#### [PROBLEM REQUIREMENTS]
If a line in the records contains the string "expiry", show that line.

Records from a dataset
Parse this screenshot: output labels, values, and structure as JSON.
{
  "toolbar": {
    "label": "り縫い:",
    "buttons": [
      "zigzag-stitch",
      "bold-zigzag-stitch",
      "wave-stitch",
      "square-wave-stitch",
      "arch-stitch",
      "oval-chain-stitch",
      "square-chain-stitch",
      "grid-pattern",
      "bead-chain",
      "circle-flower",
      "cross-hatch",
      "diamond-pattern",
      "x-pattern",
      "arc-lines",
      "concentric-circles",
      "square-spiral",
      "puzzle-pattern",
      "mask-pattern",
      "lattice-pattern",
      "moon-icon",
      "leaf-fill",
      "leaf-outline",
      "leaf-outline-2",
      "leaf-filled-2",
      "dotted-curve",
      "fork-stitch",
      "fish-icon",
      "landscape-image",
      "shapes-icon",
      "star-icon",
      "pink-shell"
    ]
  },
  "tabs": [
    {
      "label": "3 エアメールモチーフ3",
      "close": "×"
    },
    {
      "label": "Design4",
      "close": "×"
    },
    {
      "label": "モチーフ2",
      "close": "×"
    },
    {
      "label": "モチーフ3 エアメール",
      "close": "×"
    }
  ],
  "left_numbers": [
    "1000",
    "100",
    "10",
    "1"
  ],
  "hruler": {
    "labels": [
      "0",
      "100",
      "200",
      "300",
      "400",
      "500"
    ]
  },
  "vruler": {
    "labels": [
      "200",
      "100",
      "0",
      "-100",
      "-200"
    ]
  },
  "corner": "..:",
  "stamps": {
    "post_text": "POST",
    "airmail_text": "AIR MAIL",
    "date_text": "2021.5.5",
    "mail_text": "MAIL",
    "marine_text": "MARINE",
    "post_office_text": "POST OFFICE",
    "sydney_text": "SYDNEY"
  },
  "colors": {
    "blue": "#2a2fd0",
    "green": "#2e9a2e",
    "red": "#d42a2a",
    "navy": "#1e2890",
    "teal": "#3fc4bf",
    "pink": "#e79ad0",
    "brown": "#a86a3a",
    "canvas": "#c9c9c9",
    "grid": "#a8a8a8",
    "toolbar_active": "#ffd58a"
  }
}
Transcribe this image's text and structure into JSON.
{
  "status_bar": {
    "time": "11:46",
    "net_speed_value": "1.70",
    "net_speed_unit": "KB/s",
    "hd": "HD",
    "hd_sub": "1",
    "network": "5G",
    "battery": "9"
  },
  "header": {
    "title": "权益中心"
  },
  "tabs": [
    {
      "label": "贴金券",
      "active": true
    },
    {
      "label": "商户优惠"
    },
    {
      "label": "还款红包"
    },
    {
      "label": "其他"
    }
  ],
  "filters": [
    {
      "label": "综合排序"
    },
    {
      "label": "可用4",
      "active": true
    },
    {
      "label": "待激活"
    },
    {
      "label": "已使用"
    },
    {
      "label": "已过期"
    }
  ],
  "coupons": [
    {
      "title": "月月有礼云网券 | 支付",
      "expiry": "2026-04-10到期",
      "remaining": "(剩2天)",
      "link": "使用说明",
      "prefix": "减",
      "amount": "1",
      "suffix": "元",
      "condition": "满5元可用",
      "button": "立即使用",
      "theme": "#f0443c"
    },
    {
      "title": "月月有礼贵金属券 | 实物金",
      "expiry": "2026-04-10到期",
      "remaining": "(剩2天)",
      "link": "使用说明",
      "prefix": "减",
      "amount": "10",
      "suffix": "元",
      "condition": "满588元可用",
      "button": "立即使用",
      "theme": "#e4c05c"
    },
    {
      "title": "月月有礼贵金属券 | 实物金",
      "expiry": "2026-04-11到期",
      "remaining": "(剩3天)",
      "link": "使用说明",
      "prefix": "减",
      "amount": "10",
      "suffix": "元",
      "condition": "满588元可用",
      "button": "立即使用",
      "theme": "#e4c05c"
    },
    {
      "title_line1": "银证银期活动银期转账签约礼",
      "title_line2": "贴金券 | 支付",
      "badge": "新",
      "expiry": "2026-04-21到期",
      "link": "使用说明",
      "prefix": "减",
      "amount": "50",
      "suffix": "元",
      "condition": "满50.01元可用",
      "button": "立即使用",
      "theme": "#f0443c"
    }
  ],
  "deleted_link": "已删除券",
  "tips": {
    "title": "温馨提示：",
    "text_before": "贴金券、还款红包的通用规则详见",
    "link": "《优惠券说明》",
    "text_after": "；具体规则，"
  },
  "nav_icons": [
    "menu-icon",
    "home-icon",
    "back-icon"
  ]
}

#### [RESPONSE TO THE TASK]
      "expiry": "2026-04-10到期",
      "expiry": "2026-04-10到期",
      "expiry": "2026-04-11到期",
      "expiry": "2026-04-21到期",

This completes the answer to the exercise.